START AVAILABLE RECORDS

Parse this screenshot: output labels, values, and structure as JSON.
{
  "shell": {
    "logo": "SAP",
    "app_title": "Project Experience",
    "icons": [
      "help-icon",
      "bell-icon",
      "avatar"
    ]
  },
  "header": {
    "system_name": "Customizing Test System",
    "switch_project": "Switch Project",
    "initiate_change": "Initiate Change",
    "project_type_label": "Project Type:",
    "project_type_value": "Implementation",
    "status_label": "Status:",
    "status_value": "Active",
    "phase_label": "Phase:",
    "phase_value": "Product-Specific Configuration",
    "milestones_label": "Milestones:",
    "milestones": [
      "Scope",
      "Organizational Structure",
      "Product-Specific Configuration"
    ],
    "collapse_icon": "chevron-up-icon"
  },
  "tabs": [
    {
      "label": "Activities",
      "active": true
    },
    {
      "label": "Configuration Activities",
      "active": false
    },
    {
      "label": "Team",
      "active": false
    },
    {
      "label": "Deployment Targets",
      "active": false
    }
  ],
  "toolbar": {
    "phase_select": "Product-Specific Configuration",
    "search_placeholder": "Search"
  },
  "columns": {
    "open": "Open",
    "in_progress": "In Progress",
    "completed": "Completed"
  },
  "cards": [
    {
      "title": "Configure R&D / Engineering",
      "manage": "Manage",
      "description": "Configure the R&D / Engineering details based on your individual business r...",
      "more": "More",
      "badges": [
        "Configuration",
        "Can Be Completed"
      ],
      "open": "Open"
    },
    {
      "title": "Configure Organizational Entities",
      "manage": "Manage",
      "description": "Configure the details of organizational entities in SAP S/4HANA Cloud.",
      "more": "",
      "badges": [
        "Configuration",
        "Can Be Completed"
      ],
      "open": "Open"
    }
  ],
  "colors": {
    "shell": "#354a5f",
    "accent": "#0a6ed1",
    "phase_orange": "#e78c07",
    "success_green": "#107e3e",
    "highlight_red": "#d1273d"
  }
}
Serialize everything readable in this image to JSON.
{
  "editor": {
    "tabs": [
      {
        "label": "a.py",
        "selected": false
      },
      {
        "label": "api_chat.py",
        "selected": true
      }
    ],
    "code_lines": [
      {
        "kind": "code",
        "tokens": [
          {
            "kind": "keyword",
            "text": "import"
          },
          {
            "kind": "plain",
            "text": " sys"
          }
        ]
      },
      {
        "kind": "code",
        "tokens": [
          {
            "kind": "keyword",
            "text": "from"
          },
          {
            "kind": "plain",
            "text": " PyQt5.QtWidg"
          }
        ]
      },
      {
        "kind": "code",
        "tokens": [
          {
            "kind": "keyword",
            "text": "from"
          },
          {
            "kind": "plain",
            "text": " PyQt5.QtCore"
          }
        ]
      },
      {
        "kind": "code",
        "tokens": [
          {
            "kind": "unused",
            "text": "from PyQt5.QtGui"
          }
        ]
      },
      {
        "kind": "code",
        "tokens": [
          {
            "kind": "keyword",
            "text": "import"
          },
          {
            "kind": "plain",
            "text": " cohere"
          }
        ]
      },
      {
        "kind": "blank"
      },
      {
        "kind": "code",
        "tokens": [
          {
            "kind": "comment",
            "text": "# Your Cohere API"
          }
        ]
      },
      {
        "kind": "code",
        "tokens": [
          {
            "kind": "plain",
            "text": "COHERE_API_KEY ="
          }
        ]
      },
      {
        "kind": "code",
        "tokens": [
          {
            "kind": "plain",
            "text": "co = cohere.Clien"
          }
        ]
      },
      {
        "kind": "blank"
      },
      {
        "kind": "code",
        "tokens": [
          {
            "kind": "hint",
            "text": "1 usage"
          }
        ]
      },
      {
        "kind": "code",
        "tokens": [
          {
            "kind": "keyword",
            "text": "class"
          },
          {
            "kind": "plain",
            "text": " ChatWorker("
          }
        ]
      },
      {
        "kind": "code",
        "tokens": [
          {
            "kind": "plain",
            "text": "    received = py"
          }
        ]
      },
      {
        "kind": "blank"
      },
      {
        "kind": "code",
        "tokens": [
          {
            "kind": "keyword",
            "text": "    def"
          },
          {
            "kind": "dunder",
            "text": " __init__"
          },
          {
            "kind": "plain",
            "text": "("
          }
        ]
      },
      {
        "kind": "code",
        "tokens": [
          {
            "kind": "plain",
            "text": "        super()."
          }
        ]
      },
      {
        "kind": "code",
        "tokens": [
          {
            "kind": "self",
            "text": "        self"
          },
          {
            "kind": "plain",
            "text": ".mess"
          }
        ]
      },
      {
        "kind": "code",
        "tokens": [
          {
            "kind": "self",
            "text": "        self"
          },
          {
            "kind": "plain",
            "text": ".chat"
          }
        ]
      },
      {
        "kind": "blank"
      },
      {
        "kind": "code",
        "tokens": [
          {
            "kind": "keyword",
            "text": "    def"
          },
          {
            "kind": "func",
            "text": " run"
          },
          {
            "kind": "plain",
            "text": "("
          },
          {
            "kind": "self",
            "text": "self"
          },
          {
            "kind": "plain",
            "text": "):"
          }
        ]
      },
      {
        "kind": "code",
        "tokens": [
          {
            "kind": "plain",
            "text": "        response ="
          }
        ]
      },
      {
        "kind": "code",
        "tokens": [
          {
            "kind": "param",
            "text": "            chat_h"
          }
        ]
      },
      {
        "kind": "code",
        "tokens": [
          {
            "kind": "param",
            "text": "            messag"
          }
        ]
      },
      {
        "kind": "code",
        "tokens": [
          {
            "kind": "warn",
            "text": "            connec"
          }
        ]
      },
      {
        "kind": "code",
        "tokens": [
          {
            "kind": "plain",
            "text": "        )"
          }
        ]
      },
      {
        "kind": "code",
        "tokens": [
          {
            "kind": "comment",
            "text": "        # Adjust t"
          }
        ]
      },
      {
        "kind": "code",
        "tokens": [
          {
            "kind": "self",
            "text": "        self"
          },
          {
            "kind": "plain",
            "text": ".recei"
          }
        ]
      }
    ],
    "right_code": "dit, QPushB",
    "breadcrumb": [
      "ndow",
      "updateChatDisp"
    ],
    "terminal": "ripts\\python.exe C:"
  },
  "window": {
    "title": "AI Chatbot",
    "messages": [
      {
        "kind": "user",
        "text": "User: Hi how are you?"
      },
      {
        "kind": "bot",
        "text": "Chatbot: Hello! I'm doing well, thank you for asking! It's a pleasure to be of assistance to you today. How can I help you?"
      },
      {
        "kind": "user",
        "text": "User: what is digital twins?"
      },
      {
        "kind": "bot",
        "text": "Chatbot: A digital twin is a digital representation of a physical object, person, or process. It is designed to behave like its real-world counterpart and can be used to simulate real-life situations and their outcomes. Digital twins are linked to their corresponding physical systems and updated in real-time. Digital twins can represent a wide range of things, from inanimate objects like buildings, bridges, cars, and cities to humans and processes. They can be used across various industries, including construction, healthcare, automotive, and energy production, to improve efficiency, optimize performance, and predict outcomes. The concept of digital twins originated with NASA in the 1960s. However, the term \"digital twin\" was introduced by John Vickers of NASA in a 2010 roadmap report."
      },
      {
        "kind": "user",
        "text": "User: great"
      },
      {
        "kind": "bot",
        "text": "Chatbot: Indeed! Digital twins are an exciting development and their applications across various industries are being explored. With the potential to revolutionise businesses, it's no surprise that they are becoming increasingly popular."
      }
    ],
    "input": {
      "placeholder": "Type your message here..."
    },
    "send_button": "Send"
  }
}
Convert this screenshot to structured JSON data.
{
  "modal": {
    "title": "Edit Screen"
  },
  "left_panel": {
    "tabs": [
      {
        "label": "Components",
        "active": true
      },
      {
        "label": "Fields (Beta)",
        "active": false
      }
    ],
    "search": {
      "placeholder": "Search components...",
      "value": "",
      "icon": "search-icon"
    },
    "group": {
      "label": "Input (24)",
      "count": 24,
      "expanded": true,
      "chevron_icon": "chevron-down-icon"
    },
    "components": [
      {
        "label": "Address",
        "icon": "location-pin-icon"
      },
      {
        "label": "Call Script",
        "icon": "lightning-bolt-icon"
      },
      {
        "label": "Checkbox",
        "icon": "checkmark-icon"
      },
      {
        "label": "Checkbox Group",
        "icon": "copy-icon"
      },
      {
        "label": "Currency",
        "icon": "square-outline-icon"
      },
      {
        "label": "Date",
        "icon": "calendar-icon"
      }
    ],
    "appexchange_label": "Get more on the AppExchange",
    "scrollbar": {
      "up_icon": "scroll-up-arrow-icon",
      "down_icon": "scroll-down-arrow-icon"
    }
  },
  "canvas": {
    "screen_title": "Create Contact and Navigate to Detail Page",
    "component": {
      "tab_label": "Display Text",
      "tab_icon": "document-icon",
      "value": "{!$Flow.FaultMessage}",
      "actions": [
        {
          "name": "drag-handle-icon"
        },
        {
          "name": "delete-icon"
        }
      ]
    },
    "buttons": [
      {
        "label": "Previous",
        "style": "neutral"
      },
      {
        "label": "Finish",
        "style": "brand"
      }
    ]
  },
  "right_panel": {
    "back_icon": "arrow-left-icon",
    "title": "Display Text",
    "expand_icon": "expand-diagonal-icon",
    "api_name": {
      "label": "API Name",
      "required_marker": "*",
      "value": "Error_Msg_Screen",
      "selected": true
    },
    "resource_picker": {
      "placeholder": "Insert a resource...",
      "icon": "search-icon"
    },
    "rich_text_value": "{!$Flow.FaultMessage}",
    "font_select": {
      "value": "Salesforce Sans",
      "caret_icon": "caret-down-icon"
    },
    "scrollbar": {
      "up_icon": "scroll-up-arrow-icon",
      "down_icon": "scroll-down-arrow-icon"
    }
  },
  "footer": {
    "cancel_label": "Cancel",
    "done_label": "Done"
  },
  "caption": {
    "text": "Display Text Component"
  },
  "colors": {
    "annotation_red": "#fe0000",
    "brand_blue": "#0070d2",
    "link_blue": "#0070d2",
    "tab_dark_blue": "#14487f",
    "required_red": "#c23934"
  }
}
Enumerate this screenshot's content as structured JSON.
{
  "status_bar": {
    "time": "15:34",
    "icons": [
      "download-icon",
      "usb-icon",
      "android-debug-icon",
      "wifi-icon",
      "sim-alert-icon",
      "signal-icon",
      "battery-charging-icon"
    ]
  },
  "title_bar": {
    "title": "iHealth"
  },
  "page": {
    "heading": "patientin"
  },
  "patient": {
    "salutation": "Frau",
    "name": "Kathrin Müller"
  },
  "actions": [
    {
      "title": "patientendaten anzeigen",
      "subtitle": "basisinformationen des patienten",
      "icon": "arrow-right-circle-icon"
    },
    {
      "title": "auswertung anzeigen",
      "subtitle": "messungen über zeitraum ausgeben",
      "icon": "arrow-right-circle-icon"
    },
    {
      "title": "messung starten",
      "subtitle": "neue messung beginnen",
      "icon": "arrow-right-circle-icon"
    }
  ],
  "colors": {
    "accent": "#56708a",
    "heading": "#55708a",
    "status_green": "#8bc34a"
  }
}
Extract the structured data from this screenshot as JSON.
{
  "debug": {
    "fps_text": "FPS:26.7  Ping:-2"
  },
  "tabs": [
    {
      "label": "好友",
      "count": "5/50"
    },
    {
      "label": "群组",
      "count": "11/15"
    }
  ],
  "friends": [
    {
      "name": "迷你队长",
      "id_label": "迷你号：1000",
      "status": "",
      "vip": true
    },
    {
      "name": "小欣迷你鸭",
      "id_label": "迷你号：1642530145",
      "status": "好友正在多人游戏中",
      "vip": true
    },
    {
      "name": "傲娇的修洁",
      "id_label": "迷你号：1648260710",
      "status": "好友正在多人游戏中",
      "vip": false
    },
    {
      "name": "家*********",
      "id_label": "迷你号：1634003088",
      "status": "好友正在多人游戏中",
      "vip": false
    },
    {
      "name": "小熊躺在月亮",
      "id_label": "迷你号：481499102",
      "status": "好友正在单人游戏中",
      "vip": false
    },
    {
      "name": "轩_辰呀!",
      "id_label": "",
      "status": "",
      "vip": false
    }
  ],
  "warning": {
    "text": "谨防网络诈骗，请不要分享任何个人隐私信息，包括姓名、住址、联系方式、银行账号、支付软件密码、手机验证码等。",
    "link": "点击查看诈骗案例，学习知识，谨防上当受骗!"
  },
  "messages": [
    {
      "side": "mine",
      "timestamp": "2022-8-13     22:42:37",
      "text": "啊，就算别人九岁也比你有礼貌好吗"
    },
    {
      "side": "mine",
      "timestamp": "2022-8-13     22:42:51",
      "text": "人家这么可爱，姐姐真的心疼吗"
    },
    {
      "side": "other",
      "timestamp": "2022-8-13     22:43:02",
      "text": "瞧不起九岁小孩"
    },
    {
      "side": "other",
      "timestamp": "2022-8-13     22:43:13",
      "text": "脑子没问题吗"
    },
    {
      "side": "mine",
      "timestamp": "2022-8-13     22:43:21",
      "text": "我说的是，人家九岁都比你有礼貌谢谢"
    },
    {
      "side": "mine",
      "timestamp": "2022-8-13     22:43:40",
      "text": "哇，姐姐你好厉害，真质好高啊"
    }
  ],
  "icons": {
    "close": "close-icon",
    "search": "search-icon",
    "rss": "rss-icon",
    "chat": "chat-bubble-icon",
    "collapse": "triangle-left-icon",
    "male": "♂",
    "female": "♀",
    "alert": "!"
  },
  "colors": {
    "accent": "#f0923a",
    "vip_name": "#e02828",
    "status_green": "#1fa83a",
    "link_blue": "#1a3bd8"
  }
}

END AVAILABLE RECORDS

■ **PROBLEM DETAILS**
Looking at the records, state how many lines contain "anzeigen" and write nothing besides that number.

■ **ANSWER BOX**
2